== DATA SUPPLIED ==
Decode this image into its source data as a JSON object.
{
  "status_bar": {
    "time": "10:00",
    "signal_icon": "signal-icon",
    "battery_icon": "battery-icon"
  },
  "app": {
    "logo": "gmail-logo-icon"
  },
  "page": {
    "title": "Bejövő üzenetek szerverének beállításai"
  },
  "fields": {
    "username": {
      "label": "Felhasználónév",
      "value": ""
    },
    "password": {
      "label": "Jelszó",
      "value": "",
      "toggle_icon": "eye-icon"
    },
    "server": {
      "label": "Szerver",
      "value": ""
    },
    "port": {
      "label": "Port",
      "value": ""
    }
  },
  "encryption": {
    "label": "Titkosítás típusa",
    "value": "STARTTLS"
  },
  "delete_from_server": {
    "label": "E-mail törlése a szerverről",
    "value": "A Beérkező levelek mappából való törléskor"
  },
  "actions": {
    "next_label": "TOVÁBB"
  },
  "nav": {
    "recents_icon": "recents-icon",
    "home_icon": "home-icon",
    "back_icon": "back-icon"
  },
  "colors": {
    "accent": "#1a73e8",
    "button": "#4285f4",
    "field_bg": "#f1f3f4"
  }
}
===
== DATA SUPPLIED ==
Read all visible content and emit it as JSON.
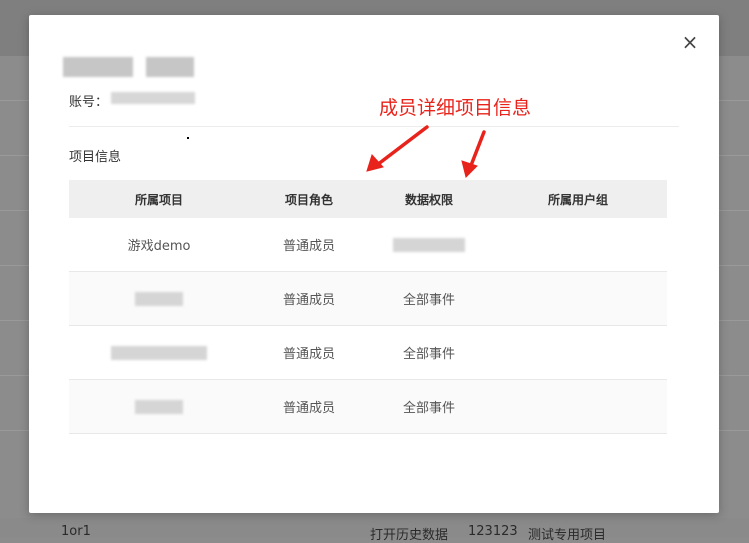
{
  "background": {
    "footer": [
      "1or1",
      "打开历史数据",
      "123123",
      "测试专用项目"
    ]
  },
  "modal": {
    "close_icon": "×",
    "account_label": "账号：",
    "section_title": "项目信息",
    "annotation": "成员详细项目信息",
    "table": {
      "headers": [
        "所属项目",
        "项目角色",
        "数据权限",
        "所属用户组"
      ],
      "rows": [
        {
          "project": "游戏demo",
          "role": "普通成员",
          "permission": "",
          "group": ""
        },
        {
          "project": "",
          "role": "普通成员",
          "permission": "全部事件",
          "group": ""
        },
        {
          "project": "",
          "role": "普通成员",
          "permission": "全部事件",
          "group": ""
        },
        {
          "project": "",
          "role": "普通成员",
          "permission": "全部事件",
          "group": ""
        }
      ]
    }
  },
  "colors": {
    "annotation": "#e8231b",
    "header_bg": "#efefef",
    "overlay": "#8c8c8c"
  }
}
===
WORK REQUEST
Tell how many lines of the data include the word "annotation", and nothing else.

TASK RESULT
2